● **GIVEN DATA**:
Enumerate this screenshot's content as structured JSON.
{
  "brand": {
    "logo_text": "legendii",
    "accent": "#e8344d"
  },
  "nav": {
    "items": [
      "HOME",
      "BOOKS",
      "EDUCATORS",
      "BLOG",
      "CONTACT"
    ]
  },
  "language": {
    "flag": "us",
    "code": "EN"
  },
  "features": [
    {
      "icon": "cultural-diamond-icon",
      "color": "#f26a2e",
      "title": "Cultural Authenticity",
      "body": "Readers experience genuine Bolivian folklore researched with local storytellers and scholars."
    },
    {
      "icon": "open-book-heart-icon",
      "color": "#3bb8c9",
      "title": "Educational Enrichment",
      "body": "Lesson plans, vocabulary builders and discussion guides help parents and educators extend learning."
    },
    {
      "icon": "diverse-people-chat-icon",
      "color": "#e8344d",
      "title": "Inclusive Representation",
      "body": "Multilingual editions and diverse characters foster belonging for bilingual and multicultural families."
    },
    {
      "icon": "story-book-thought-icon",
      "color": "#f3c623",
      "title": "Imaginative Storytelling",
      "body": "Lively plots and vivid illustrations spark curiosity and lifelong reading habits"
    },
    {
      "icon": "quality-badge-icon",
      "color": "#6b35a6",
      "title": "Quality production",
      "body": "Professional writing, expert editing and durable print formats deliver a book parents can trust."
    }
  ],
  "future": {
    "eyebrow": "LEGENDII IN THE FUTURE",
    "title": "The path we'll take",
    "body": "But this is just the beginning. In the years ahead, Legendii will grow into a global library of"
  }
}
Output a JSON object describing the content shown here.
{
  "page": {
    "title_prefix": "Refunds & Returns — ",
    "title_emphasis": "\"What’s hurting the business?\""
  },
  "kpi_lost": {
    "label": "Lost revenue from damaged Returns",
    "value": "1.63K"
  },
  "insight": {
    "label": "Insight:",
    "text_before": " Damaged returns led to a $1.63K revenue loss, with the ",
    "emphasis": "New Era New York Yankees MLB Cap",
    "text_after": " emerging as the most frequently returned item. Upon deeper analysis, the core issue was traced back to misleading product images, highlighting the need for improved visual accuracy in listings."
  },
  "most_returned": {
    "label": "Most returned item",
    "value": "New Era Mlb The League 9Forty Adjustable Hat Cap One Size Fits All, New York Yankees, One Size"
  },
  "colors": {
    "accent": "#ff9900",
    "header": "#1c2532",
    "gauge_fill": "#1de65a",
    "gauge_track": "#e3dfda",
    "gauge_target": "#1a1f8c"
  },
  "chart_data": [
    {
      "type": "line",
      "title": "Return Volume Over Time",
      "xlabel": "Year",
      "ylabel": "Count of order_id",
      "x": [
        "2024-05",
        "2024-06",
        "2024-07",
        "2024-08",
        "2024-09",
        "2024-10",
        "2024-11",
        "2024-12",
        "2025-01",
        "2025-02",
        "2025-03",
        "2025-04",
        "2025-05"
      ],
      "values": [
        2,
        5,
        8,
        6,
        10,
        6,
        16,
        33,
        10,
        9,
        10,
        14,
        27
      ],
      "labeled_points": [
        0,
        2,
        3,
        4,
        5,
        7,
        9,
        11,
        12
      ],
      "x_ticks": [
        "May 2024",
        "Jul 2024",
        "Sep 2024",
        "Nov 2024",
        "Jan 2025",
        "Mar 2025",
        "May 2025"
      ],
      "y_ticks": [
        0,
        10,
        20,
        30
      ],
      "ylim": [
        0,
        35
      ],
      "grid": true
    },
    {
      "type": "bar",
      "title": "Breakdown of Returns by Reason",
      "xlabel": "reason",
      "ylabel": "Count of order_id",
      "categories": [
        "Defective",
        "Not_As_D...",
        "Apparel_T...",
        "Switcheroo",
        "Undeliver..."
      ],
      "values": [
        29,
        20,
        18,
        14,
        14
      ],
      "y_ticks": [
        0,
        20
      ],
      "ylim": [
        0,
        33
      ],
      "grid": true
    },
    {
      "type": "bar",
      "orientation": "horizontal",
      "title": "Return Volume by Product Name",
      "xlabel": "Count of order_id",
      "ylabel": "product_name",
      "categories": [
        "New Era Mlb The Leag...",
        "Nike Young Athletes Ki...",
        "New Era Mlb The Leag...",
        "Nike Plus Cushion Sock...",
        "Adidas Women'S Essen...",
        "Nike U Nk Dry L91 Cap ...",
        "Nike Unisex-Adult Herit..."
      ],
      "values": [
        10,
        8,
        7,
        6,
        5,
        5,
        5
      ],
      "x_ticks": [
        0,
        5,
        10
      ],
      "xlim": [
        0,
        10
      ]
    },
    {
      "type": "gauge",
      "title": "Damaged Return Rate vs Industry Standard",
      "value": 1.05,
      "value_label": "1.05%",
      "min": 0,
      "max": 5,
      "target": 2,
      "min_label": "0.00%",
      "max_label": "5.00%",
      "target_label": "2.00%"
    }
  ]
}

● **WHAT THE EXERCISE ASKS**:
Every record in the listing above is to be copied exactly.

● **YOUR RESPONSE**:
Enumerate this screenshot's content as structured JSON.
{
  "brand": {
    "logo_text": "legendii",
    "accent": "#e8344d"
  },
  "nav": {
    "items": [
      "HOME",
      "BOOKS",
      "EDUCATORS",
      "BLOG",
      "CONTACT"
    ]
  },
  "language": {
    "flag": "us",
    "code": "EN"
  },
  "features": [
    {
      "icon": "cultural-diamond-icon",
      "color": "#f26a2e",
      "title": "Cultural Authenticity",
      "body": "Readers experience genuine Bolivian folklore researched with local storytellers and scholars."
    },
    {
      "icon": "open-book-heart-icon",
      "color": "#3bb8c9",
      "title": "Educational Enrichment",
      "body": "Lesson plans, vocabulary builders and discussion guides help parents and educators extend learning."
    },
    {
      "icon": "diverse-people-chat-icon",
      "color": "#e8344d",
      "title": "Inclusive Representation",
      "body": "Multilingual editions and diverse characters foster belonging for bilingual and multicultural families."
    },
    {
      "icon": "story-book-thought-icon",
      "color": "#f3c623",
      "title": "Imaginative Storytelling",
      "body": "Lively plots and vivid illustrations spark curiosity and lifelong reading habits"
    },
    {
      "icon": "quality-badge-icon",
      "color": "#6b35a6",
      "title": "Quality production",
      "body": "Professional writing, expert editing and durable print formats deliver a book parents can trust."
    }
  ],
  "future": {
    "eyebrow": "LEGENDII IN THE FUTURE",
    "title": "The path we'll take",
    "body": "But this is just the beginning. In the years ahead, Legendii will grow into a global library of"
  }
}
Output a JSON object describing the content shown here.
{
  "page": {
    "title_prefix": "Refunds & Returns — ",
    "title_emphasis": "\"What’s hurting the business?\""
  },
  "kpi_lost": {
    "label": "Lost revenue from damaged Returns",
    "value": "1.63K"
  },
  "insight": {
    "label": "Insight:",
    "text_before": " Damaged returns led to a $1.63K revenue loss, with the ",
    "emphasis": "New Era New York Yankees MLB Cap",
    "text_after": " emerging as the most frequently returned item. Upon deeper analysis, the core issue was traced back to misleading product images, highlighting the need for improved visual accuracy in listings."
  },
  "most_returned": {
    "label": "Most returned item",
    "value": "New Era Mlb The League 9Forty Adjustable Hat Cap One Size Fits All, New York Yankees, One Size"
  },
  "colors": {
    "accent": "#ff9900",
    "header": "#1c2532",
    "gauge_fill": "#1de65a",
    "gauge_track": "#e3dfda",
    "gauge_target": "#1a1f8c"
  },
  "chart_data": [
    {
      "type": "line",
      "title": "Return Volume Over Time",
      "xlabel": "Year",
      "ylabel": "Count of order_id",
      "x": [
        "2024-05",
        "2024-06",
        "2024-07",
        "2024-08",
        "2024-09",
        "2024-10",
        "2024-11",
        "2024-12",
        "2025-01",
        "2025-02",
        "2025-03",
        "2025-04",
        "2025-05"
      ],
      "values": [
        2,
        5,
        8,
        6,
        10,
        6,
        16,
        33,
        10,
        9,
        10,
        14,
        27
      ],
      "labeled_points": [
        0,
        2,
        3,
        4,
        5,
        7,
        9,
        11,
        12
      ],
      "x_ticks": [
        "May 2024",
        "Jul 2024",
        "Sep 2024",
        "Nov 2024",
        "Jan 2025",
        "Mar 2025",
        "May 2025"
      ],
      "y_ticks": [
        0,
        10,
        20,
        30
      ],
      "ylim": [
        0,
        35
      ],
      "grid": true
    },
    {
      "type": "bar",
      "title": "Breakdown of Returns by Reason",
      "xlabel": "reason",
      "ylabel": "Count of order_id",
      "categories": [
        "Defective",
        "Not_As_D...",
        "Apparel_T...",
        "Switcheroo",
        "Undeliver..."
      ],
      "values": [
        29,
        20,
        18,
        14,
        14
      ],
      "y_ticks": [
        0,
        20
      ],
      "ylim": [
        0,
        33
      ],
      "grid": true
    },
    {
      "type": "bar",
      "orientation": "horizontal",
      "title": "Return Volume by Product Name",
      "xlabel": "Count of order_id",
      "ylabel": "product_name",
      "categories": [
        "New Era Mlb The Leag...",
        "Nike Young Athletes Ki...",
        "New Era Mlb The Leag...",
        "Nike Plus Cushion Sock...",
        "Adidas Women'S Essen...",
        "Nike U Nk Dry L91 Cap ...",
        "Nike Unisex-Adult Herit..."
      ],
      "values": [
        10,
        8,
        7,
        6,
        5,
        5,
        5
      ],
      "x_ticks": [
        0,
        5,
        10
      ],
      "xlim": [
        0,
        10
      ]
    },
    {
      "type": "gauge",
      "title": "Damaged Return Rate vs Industry Standard",
      "value": 1.05,
      "value_label": "1.05%",
      "min": 0,
      "max": 5,
      "target": 2,
      "min_label": "0.00%",
      "max_label": "5.00%",
      "target_label": "2.00%"
    }
  ]
}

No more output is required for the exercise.